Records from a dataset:
********
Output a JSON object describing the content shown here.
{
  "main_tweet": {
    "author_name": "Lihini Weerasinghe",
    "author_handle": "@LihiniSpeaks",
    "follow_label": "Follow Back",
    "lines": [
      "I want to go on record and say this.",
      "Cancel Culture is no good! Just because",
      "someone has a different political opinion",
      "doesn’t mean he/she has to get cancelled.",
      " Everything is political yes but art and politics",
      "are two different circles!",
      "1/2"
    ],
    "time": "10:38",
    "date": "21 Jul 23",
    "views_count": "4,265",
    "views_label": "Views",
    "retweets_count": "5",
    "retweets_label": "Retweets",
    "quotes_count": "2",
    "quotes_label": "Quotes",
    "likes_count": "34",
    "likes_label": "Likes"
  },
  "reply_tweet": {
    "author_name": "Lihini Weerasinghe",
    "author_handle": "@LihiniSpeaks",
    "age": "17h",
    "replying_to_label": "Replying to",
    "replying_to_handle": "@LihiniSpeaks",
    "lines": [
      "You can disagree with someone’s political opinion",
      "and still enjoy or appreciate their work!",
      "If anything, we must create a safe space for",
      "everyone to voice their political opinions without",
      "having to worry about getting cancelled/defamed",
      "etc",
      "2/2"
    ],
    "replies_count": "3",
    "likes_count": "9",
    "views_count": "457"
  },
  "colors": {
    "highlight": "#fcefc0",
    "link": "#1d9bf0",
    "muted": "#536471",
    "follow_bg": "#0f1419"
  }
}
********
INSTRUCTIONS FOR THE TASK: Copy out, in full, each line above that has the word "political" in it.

SOLUTION TO THE PROBLEM:
      "someone has a different political opinion",
      " Everything is political yes but art and politics",
      "You can disagree with someone’s political opinion",
      "everyone to voice their political opinions without",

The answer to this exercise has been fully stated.